Golden Gate, 1955.

His first real training in art was in industrial drawing at the School of Industrial Art in Philadelphia, and although he later went to art school you can still see his engineer's eye. Water, 1945, depicting one of the TVA's power plants. The reverence for projects like the TVA, the Hoover Dam or the Empire State Building gets at what Sheeler meant by calling industry our religion. Rather than longing for eternity, the modernist spirit was about remaking this world.

Pertaining to Yachts and Yachting, 1922, which is so striking I had to include it even though it doesn't fit with my focus here. This comes from an early phase when Sheeler was influenced by cubism, and it is about the only work from that period you will ever see a picture of.

Sheeler's mature style was sometimes called Precisionist. The Web, 1955.

One of the experiences that informed Sheeler's mature style was a 1927 photographic assignment from Ford Motor Company to document their River Rouge Plant. Above is the most famous image, Crossed Conveyors. You can see more of these photographs here.

Upper Deck, 1929, which is said to be the first work in Sheeler's mature style. It's a fairly exact copy of a photograph.

American Landscape, 1930.

One thing I like about Sheeler's work is the forthright way he confronted his own time. Of course I also love historicism and fantasy, but I can respect an artist who searched for meaning right in front of him. Like Edward Hopper, with whom he was often paired in their lifetimes, Sheeler had his eyes focused on the landscape where most Americans lived and worked. Aerial Gyrations, 1953.

Midwest, 1954.

1 comment:

G. Verloren said...
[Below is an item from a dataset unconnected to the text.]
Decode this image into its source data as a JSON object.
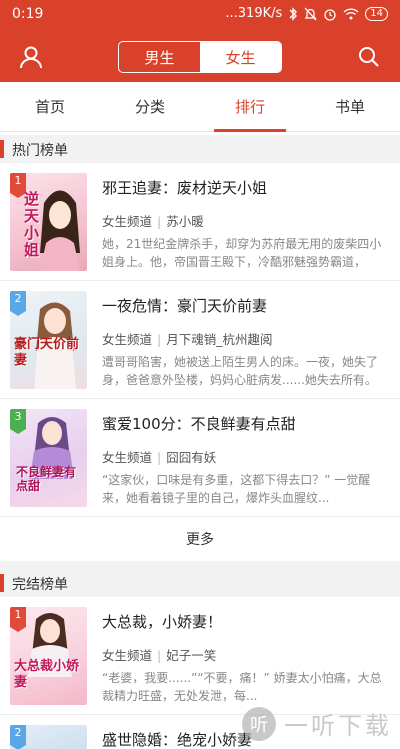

I wouldn't call myself much of spiritual individual, so I don't know if I could invoke it religiously as Sheeler does with industry, but after reading this post and looking at his art, it occurs to me that I have something of my own personal analog in the form of my love for all things digital.
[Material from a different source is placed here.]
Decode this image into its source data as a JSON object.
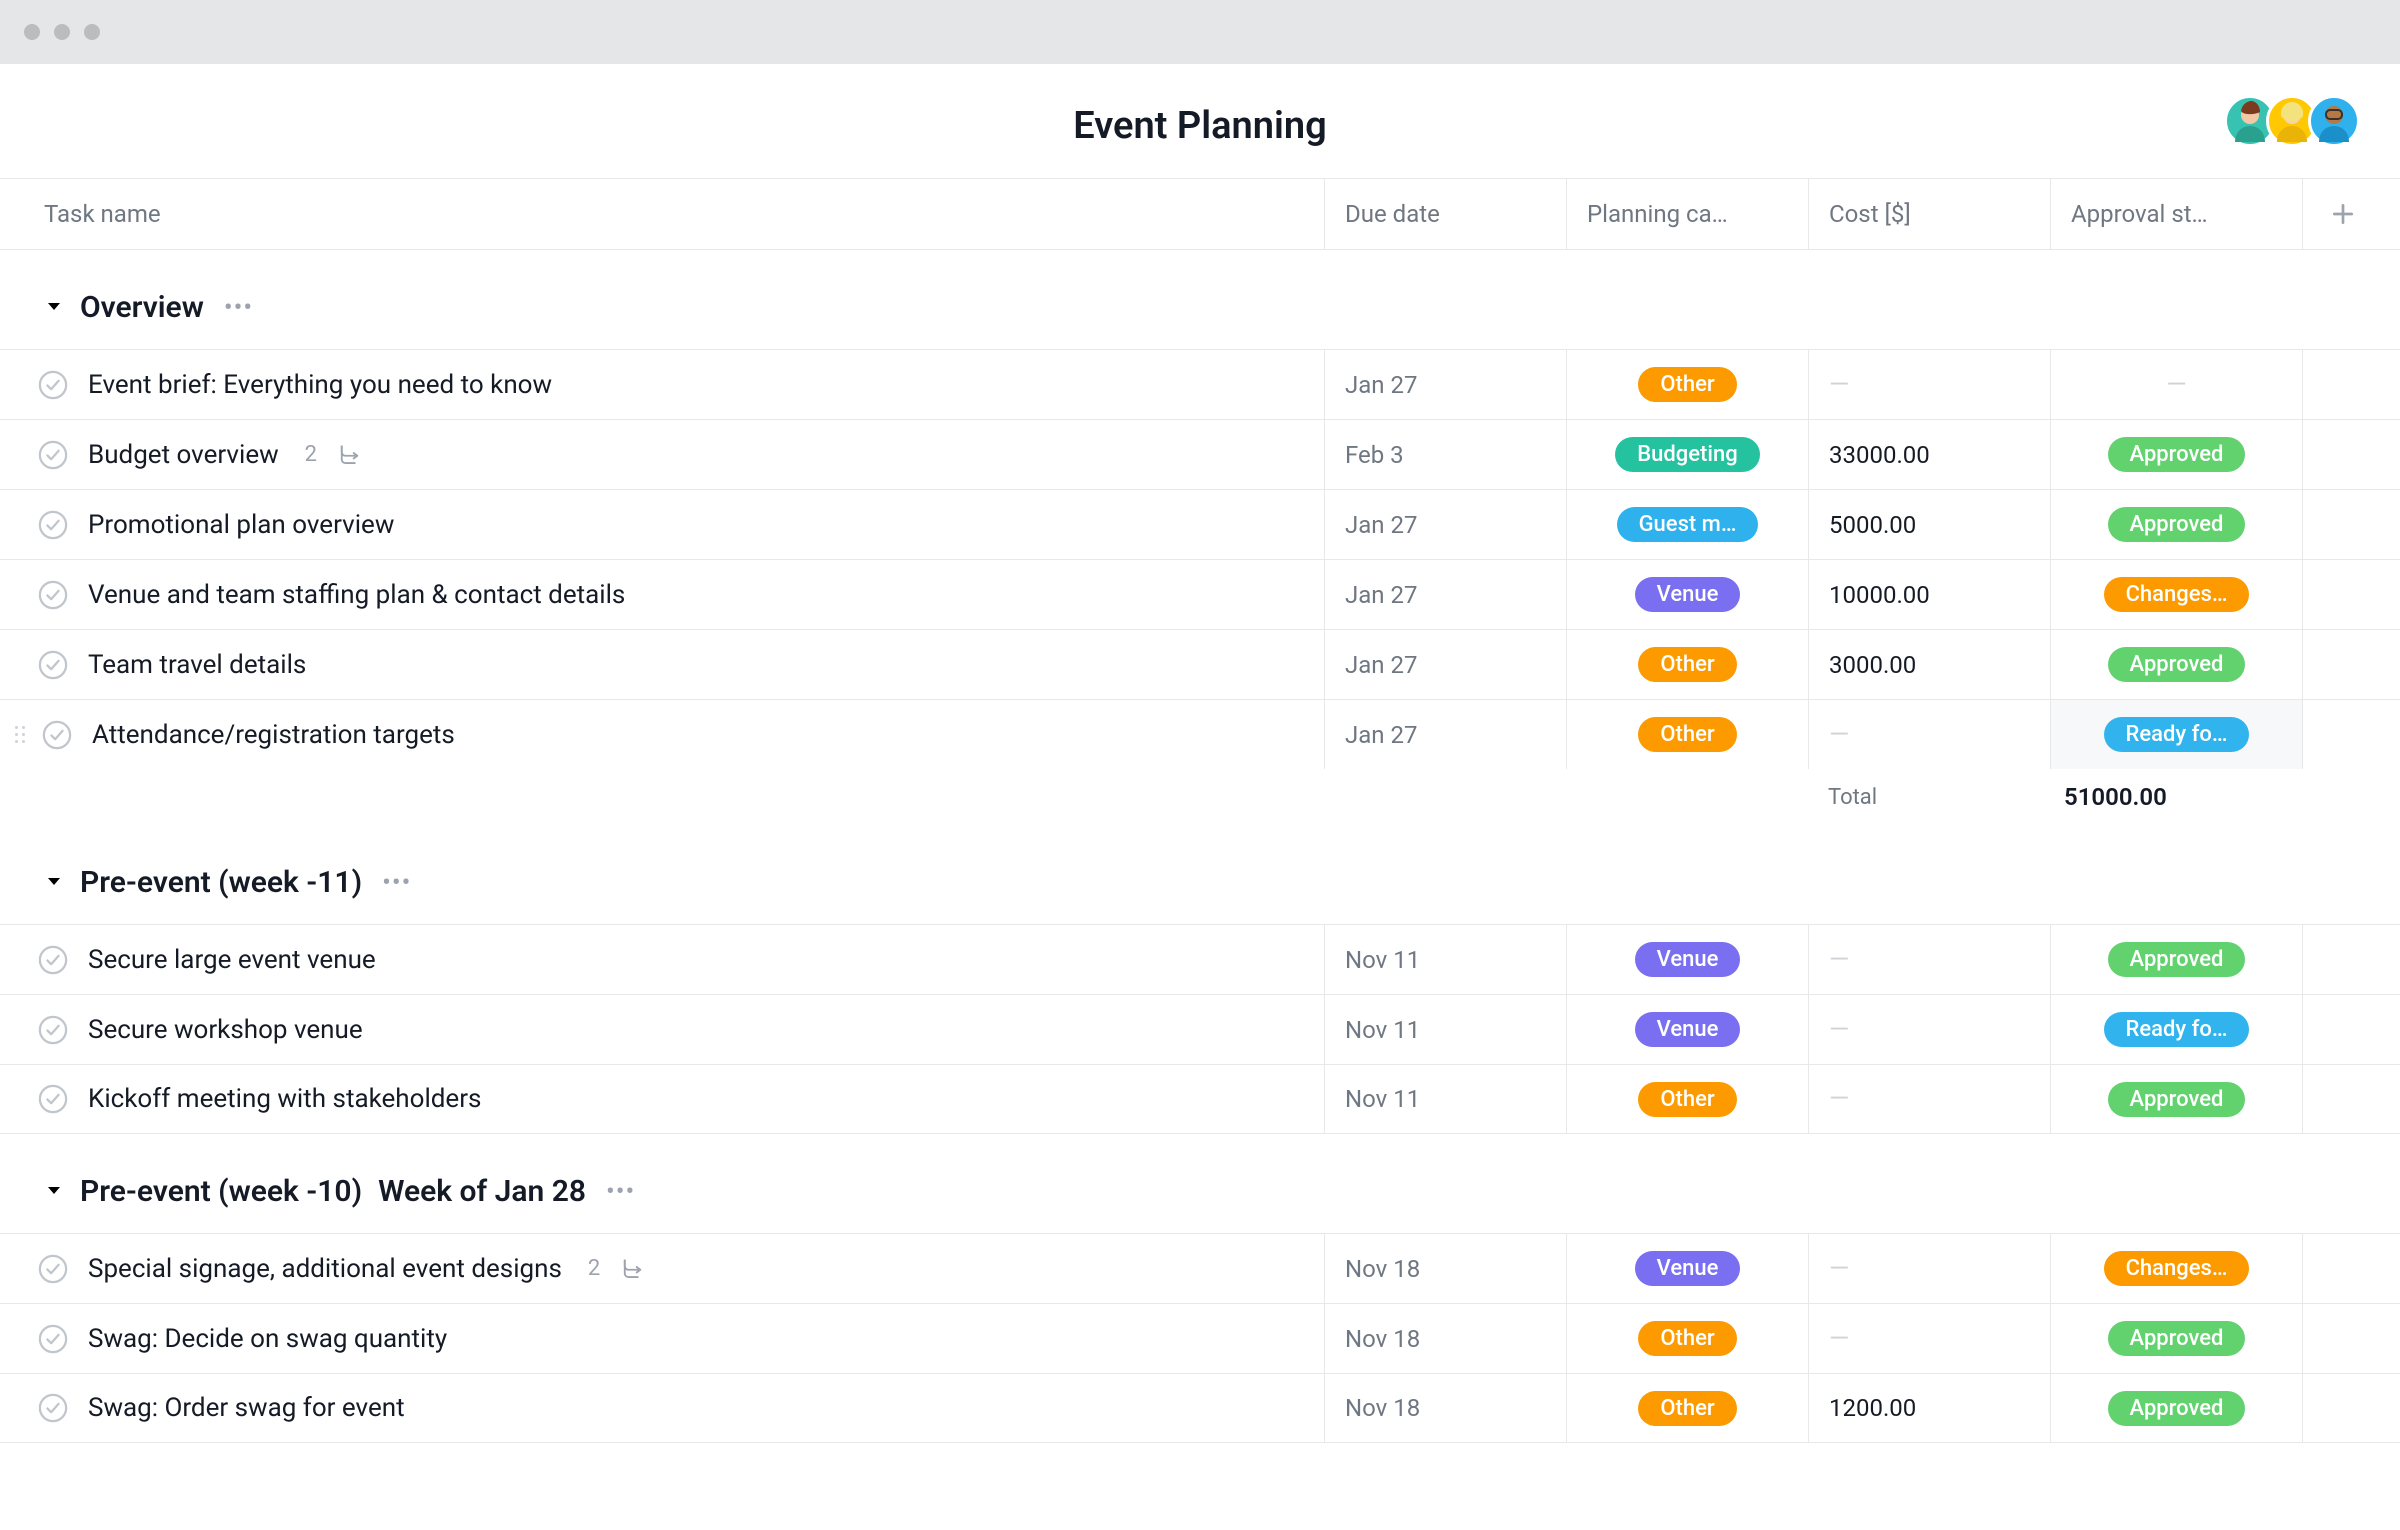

In particular, I have a fascination with glitches. Their incorporation into art and culture - from images to music to cinema and even interactive media - is something I very much enjoy. For me, there's a quality of joyous serendipity to repurposing the unintended outputs of our machine code - to developing an appreciation and even reverence of flaws, and incorporating or transforming them into new and greater things. So I suppose through that comparison I can understand Sheeler's embracing of technology and industry in his own time.

Perhaps in fifty or one hundred years people will look back on the Glitch aesthetic in the same negative way that I look back on the Found Art movement. I'd like to think that finding beauty in digital malfunctions isn't quite the same as signing a urinal in an act of Dadaist rebellion, but my biases and internal perspective probably make me unfit to judge properly.